Oscar Wilde famously quipped that to lose one parent may be regarded as a misfortune; to lose both looks like carelessness.
Can Wilde’s witty maxim can be applied to freelance businesses, and the inevitable fact that our hard-won clients don’t stick around forever?
We spend so much time, capital and emotional energy finding and maintaining those precious relationships. How bad really is it when the hard-won clients – the golden icons of our professional life – move on?
The irony of the title of this blog is not lost on me, given the piece is intended for broadcast on social media among other places. Even the structure of it, you could say, is ‘blogg-y’ – X ways to do stuff. Pop will eat itself.
A few weeks ago we spent five blissful days in coastal Suffolk. The bliss was prompted, partly, by a decision I took to leave my tablet at home and only check my phone once a day for emergencies. Sally’s (non smart) phone was also available to adult children on both sides. And as it happened the wifi didn’t work, so she couldn’t access her chromebook either. We were device-free. Time slowed and life richened.
But the lessons haven’t been learned. We’re back home and more online than ever.
And despite the joys and amusement and insight I get from many, most, of my lovely online friendships, life overall seems no happier for it.
Is it time to take the lessons of five days of RLO (Real Life Only) and recalibrate more comprehensively? It’s risky saying that kind of thing on social media, where you’ll be held to account. Actually that’s part of the point, a personal manifesto of sorts: shoot me if you see me here.
But first a brief look at the four ways my social costs are getting too high.
Despite their facility with language, professional editors and proofreaders sometimes find it hard to translate their editorial skills into their own business writing.
Many editors are brilliant writers in their own right; hardly surprising given the close read-across between the disciplines. Still, editors – being editors – are also prone to insecurity about their writing: even some of the best, in my experience.
The workshop I led at the #SfEP2018 annual conference at Lancaster University aimed to give editors some guidelines and tools to improve their business writing confidence: whether they’re writing emails, letters, CVs, reports, reviews, summaries, websites, blogs, articles, policies or other documents.
Impact and engagement are at the heart of all business writing: we want to avoid our reader ‘swiping left’ on our content, sending it forever to the virtual dustbin. We want our writing to have an impact, an effect, to get someone to do something or think in a particular way. It’s not necessarily to educate or entertain. We have an objective, an aim, in every piece we write.
That’s what distinguishes business writing from other forms of writing.
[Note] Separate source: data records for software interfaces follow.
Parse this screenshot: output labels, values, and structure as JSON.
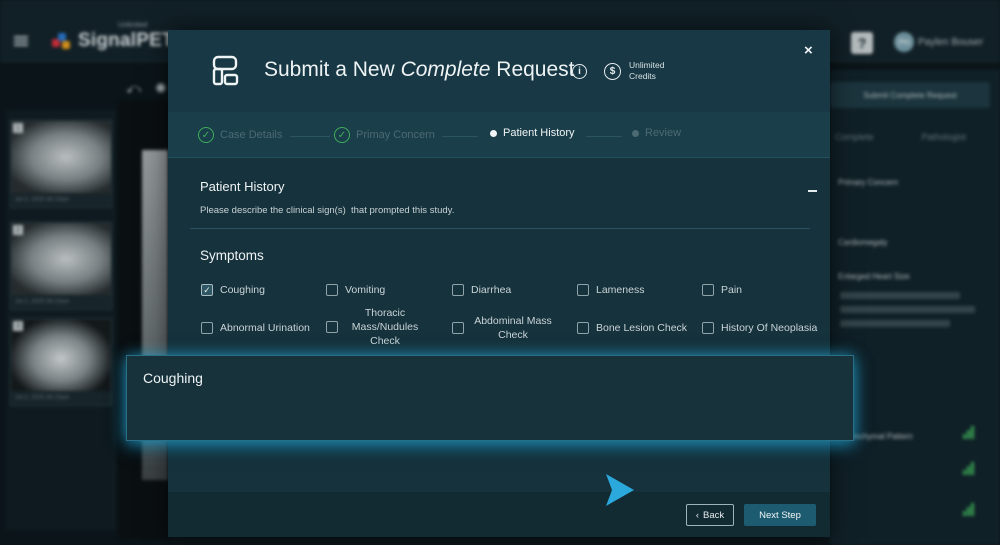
{
  "app": {
    "logo_text": "SignalPET",
    "logo_sub": "Unlimited",
    "help_label": "?",
    "user_initials": "PH",
    "user_name": "Paylen Bouser"
  },
  "background": {
    "toolbar_icons": [
      "undo-icon",
      "brightness-icon"
    ],
    "thumbnails": [
      {
        "num": "1",
        "date": "Jul 2, 2025 08:15am"
      },
      {
        "num": "2",
        "date": "Jul 2, 2025 08:15am"
      },
      {
        "num": "3",
        "date": "Jul 2, 2025 08:15am"
      }
    ],
    "right_button": "Submit Complete Request",
    "right_tabs": [
      "Complete",
      "Pathologist"
    ],
    "right_sections": [
      "Primary Concern",
      "Cardiomegaly",
      "Enlarged Heart Size",
      "Parenchymal Pattern"
    ]
  },
  "modal": {
    "title_pre": "Submit a New ",
    "title_italic": "Complete",
    "title_post": " Request",
    "credits_line1": "Unlimited",
    "credits_line2": "Credits",
    "close_label": "×",
    "steps": [
      {
        "label": "Case Details",
        "status": "done"
      },
      {
        "label": "Primay Concern",
        "status": "done"
      },
      {
        "label": "Patient History",
        "status": "active"
      },
      {
        "label": "Review",
        "status": "pending"
      }
    ],
    "section_title": "Patient History",
    "section_desc": "Please describe the clinical sign(s)  that prompted this study.",
    "symptoms_title": "Symptoms",
    "symptoms": [
      {
        "label": "Coughing",
        "checked": true
      },
      {
        "label": "Vomiting",
        "checked": false
      },
      {
        "label": "Diarrhea",
        "checked": false
      },
      {
        "label": "Lameness",
        "checked": false
      },
      {
        "label": "Pain",
        "checked": false
      },
      {
        "label": "Abnormal Urination",
        "checked": false
      },
      {
        "label": "Thoracic Mass/Nudules Check",
        "checked": false
      },
      {
        "label": "Abdominal Mass Check",
        "checked": false
      },
      {
        "label": "Bone Lesion Check",
        "checked": false
      },
      {
        "label": "History Of Neoplasia",
        "checked": false
      }
    ],
    "back_label": "Back",
    "next_label": "Next Step"
  },
  "callout": {
    "text": "Coughing"
  },
  "colors": {
    "accent": "#1d5c70",
    "success": "#3fae5a",
    "glow": "#28aad7",
    "cursor": "#2ba8dc"
  }
}
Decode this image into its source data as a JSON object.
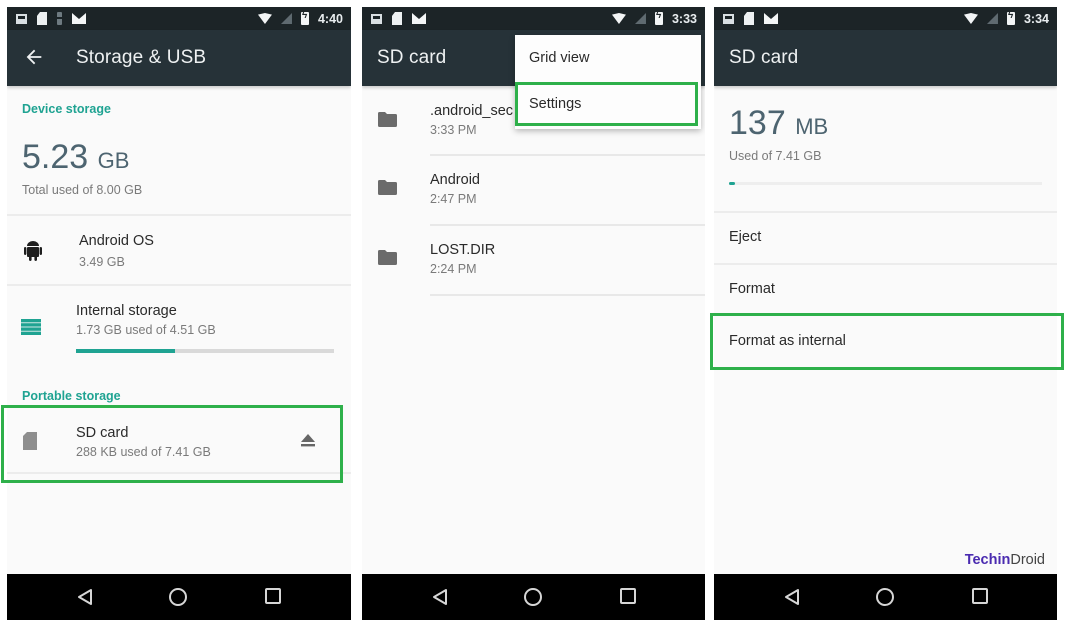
{
  "screens": [
    {
      "status_bar": {
        "time": "4:40",
        "left_icons": [
          "picture-icon",
          "sd-card-icon",
          "usb-icon",
          "gmail-icon"
        ],
        "right_icons": [
          "wifi-icon",
          "no-signal-icon",
          "battery-charging-icon"
        ]
      },
      "app_bar": {
        "title": "Storage & USB",
        "back_icon": "arrow-left-icon"
      },
      "device_storage": {
        "header": "Device storage",
        "value": "5.23",
        "unit": "GB",
        "caption": "Total used of 8.00 GB"
      },
      "items": [
        {
          "icon": "android-icon",
          "title": "Android OS",
          "subtitle": "3.49 GB"
        },
        {
          "icon": "storage-list-icon",
          "title": "Internal storage",
          "subtitle": "1.73 GB used of 4.51 GB",
          "progress_fraction": 0.384
        }
      ],
      "portable_storage": {
        "header": "Portable storage",
        "item": {
          "icon": "sd-card-icon",
          "title": "SD card",
          "subtitle": "288 KB used of 7.41 GB",
          "action_icon": "eject-icon",
          "highlighted": true
        }
      }
    },
    {
      "status_bar": {
        "time": "3:33",
        "left_icons": [
          "picture-icon",
          "sd-card-icon",
          "gmail-icon"
        ],
        "right_icons": [
          "wifi-icon",
          "no-signal-icon",
          "battery-charging-icon"
        ]
      },
      "app_bar": {
        "title": "SD card"
      },
      "overflow_menu": {
        "items": [
          {
            "label": "Grid view",
            "highlighted": false
          },
          {
            "label": "Settings",
            "highlighted": true
          }
        ]
      },
      "files": [
        {
          "icon": "folder-icon",
          "name": ".android_secure",
          "name_visible": ".android_sec",
          "time": "3:33 PM"
        },
        {
          "icon": "folder-icon",
          "name": "Android",
          "time": "2:47 PM"
        },
        {
          "icon": "folder-icon",
          "name": "LOST.DIR",
          "time": "2:24 PM"
        }
      ]
    },
    {
      "status_bar": {
        "time": "3:34",
        "left_icons": [
          "picture-icon",
          "sd-card-icon",
          "gmail-icon"
        ],
        "right_icons": [
          "wifi-icon",
          "no-signal-icon",
          "battery-charging-icon"
        ]
      },
      "app_bar": {
        "title": "SD card"
      },
      "usage": {
        "value": "137",
        "unit": "MB",
        "caption": "Used of 7.41 GB",
        "progress_fraction": 0.018
      },
      "options": [
        {
          "label": "Eject",
          "highlighted": false
        },
        {
          "label": "Format",
          "highlighted": false
        },
        {
          "label": "Format as internal",
          "highlighted": true
        }
      ]
    }
  ],
  "nav_bar": {
    "buttons": [
      "back-icon",
      "home-icon",
      "recents-icon"
    ]
  },
  "watermark": {
    "part1": "Techin",
    "part2": "Droid"
  },
  "colors": {
    "accent": "#1fa392",
    "highlight_box": "#2eb04a",
    "app_bar": "#263238",
    "status_bar": "#1c2427",
    "watermark": "#4a2bb0"
  }
}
And we are actively trying to avoid disengagement as well as achieve more positive impact.
Prism-Clarity provides high-quality professional writing, editorial and training services for financial sector and other clients